When it comes to criminal cases, understanding self-defense is crucial. Knowing your rights and the circumstances under which self-defense applies can make a significant difference in the outcome of your case.
In this blog post, we will delve into the intricacies of self-defense and its application in criminal cases. Albers & Associates, your trusted criminal defense law firm in Westminster, MD, is here to provide you with valuable insights and practical tips to help you handle these challenging situations.
The Basics of Self-Defense in Maryland
In Maryland, self-defense is legally recognized as a valid defense in criminal cases. The self-defense laws in the state are based on the reasonable belief that a person must use force to protect themselves or others from immediate harm. Key elements of self-defense in Maryland include:
Imminent Threat: The threat must be imminent, meaning that the harm is perceived as an immediate and real danger.
Proportional Response: The use of force must be proportional to the threat. Using excessive force is not justified.

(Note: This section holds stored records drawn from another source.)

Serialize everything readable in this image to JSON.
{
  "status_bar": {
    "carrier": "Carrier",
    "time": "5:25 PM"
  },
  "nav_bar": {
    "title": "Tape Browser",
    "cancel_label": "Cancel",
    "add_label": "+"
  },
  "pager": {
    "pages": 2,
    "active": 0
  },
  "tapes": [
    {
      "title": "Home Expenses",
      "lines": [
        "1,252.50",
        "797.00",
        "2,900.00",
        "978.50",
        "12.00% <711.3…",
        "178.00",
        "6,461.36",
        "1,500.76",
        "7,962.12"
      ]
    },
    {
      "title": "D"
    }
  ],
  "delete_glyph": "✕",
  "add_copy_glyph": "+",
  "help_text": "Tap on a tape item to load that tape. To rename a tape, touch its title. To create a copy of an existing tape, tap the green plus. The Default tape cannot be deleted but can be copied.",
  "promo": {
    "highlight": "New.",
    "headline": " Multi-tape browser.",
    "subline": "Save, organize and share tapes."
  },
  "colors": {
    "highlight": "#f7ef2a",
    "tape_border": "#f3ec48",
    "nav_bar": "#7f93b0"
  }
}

Reasonable Belief: The person claiming self-defense must have a reasonable belief that using force is necessary to prevent the harm or threat.

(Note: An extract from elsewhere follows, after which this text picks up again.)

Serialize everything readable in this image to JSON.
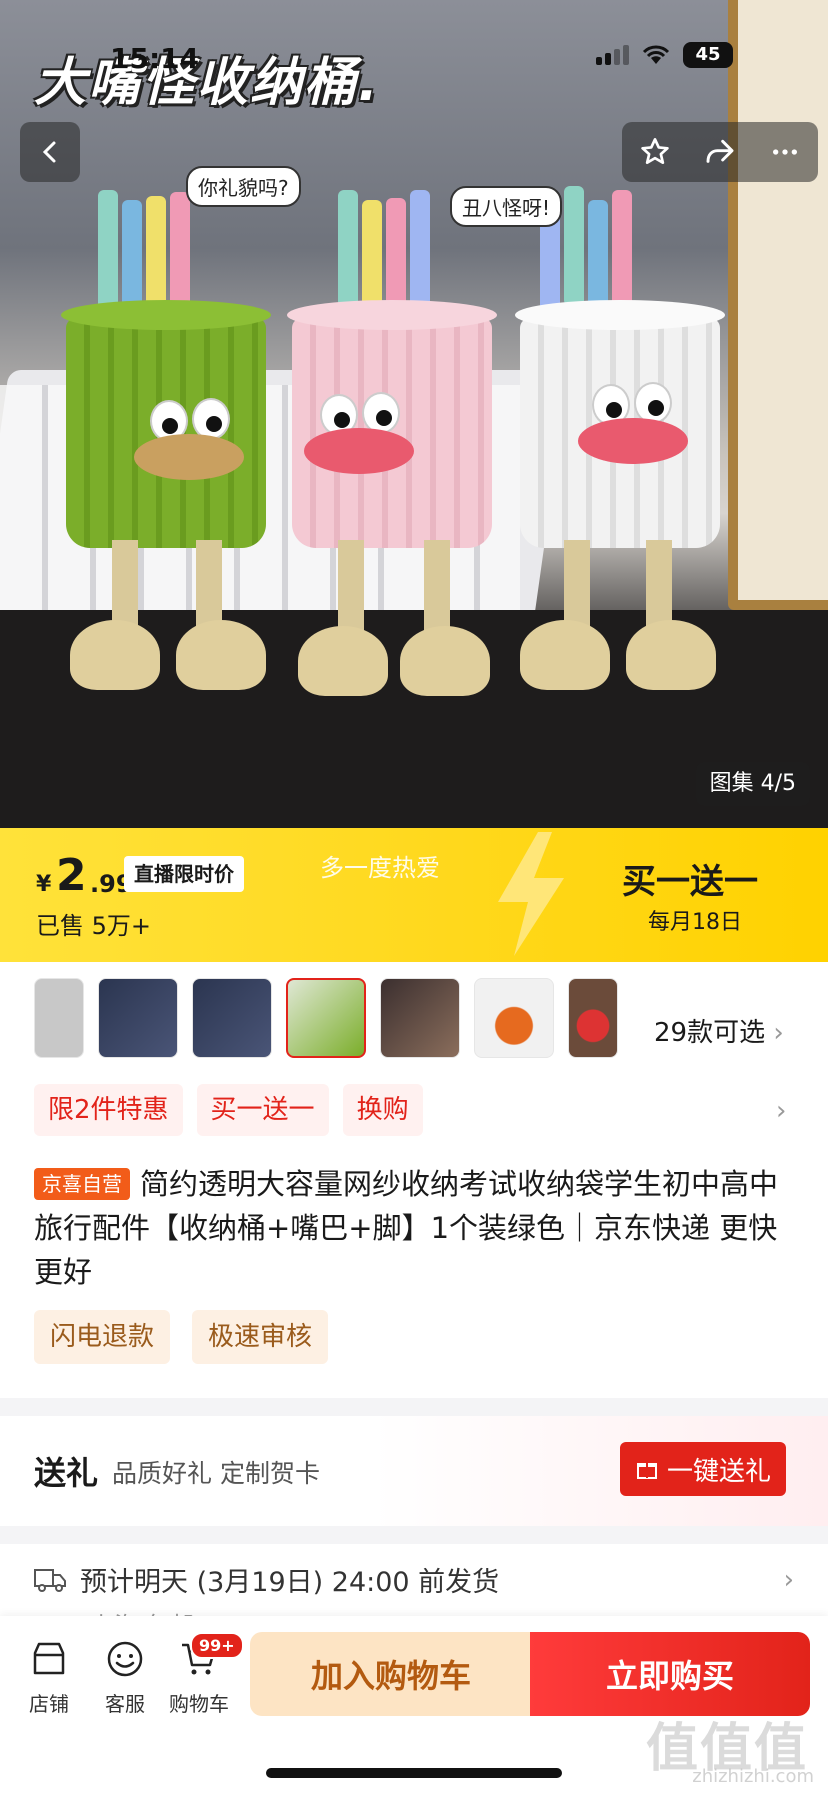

Stand Your Ground & Duty to Retreat
Maryland follows a "duty to retreat" approach, which means that individuals are generally required to make reasonable efforts to avoid the use of force before claiming self-defense. However, Maryland's self-defense law allows exceptions when someone is defending themselves in their home or during certain specific circumstances.

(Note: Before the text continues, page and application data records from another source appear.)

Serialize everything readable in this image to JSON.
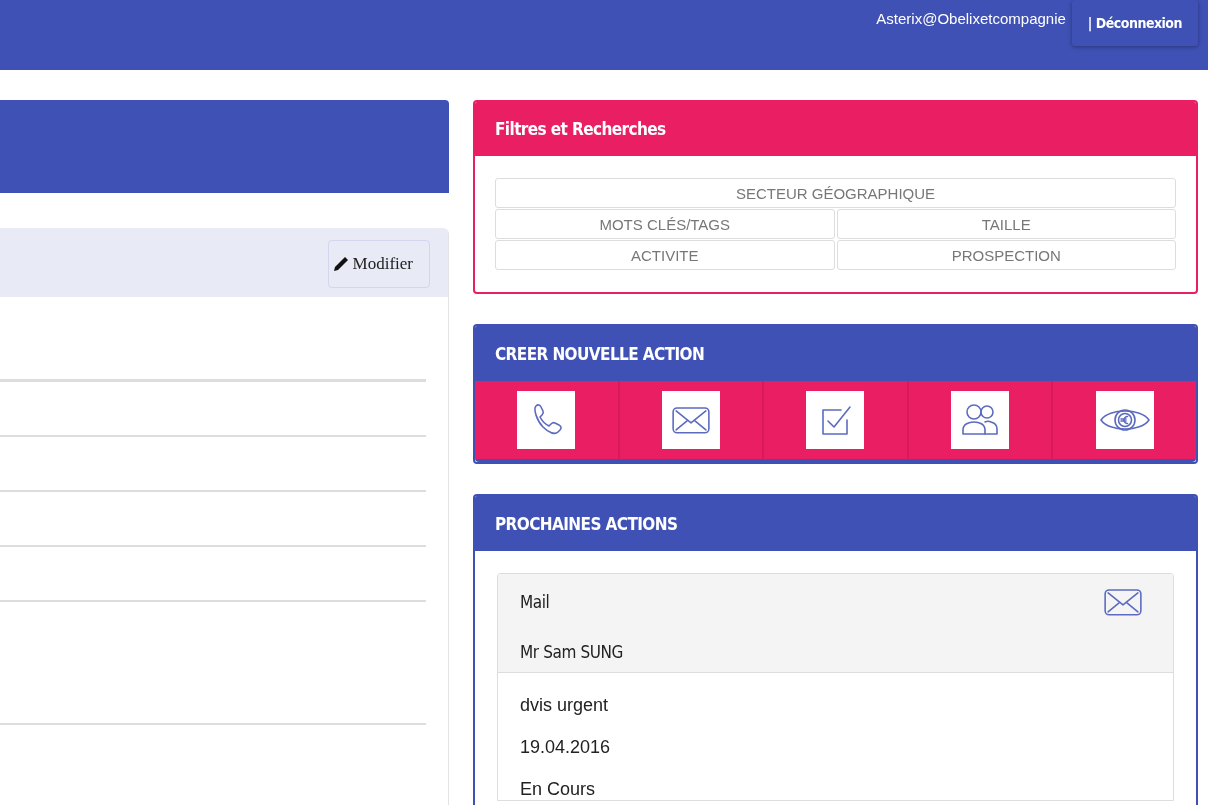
{
  "header": {
    "user": "Asterix@Obelixetcompagnie",
    "logout": "| Déconnexion"
  },
  "detail_card": {
    "edit_button": "Modifier"
  },
  "filters": {
    "title": "Filtres et Recherches",
    "rows": [
      [
        "SECTEUR GÉOGRAPHIQUE"
      ],
      [
        "MOTS CLÉS/TAGS",
        "TAILLE"
      ],
      [
        "ACTIVITE",
        "PROSPECTION"
      ]
    ]
  },
  "new_action": {
    "title": "CREER NOUVELLE ACTION",
    "actions": [
      {
        "kind": "phone"
      },
      {
        "kind": "mail"
      },
      {
        "kind": "task"
      },
      {
        "kind": "meeting"
      },
      {
        "kind": "eye"
      }
    ]
  },
  "next_actions": {
    "title": "PROCHAINES ACTIONS",
    "items": [
      {
        "kind": "mail",
        "type": "Mail",
        "contact": "Mr Sam SUNG",
        "lines": [
          "dvis urgent",
          "19.04.2016",
          "En Cours"
        ]
      }
    ]
  }
}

1. Stand Your Ground:
Maryland law includes provisions that protect individuals who defend themselves inside their own home. This is often referred to as the "castle doctrine," which allows individuals to stand their ground and use force when they reasonably believe their life is in danger, without a duty to retreat.
2. No Duty to Retreat:
Maryland's self-defense laws recognize situations where a person may not have a duty to retreat, even outside their home, when they reasonably believe they are in imminent danger. In these cases, individuals can defend themselves without first trying to escape.
Retreat & the Use of Deadly Force
While Maryland generally follows a duty to retreat approach, there are situations where the use of deadly force may be justified without a duty to retreat:
1. In Your Dwelling:
The law allows the use of deadly force if an intruder unlawfully enters your home, provided you reasonably believe the intruder intends to commit a crime of violence, or intends to use force or violence against you or others in the home.
2. Outside of Your Dwelling:
Deadly force may be justifiable when you reasonably believe it is necessary to prevent imminent death or serious bodily harm to yourself or others, and you have no reasonable means of retreat.
Consult with an Attorney Today
In Maryland, if you use force to defend yourself or others and the situation resulted in death or serious injury, there is a legal duty to report the incident to law enforcement.
At Albers & Associates, we understand that navigating the complexities of self-defense in criminal cases can be overwhelming. However, by understanding the legal principles and practical tips discussed in this blog post, you can better protect yourself and make informed decisions. Our skilled criminal defense attorneys are here to provide you with expert legal guidance and support throughout your criminal case. Contact us today to ensure your rights are protected.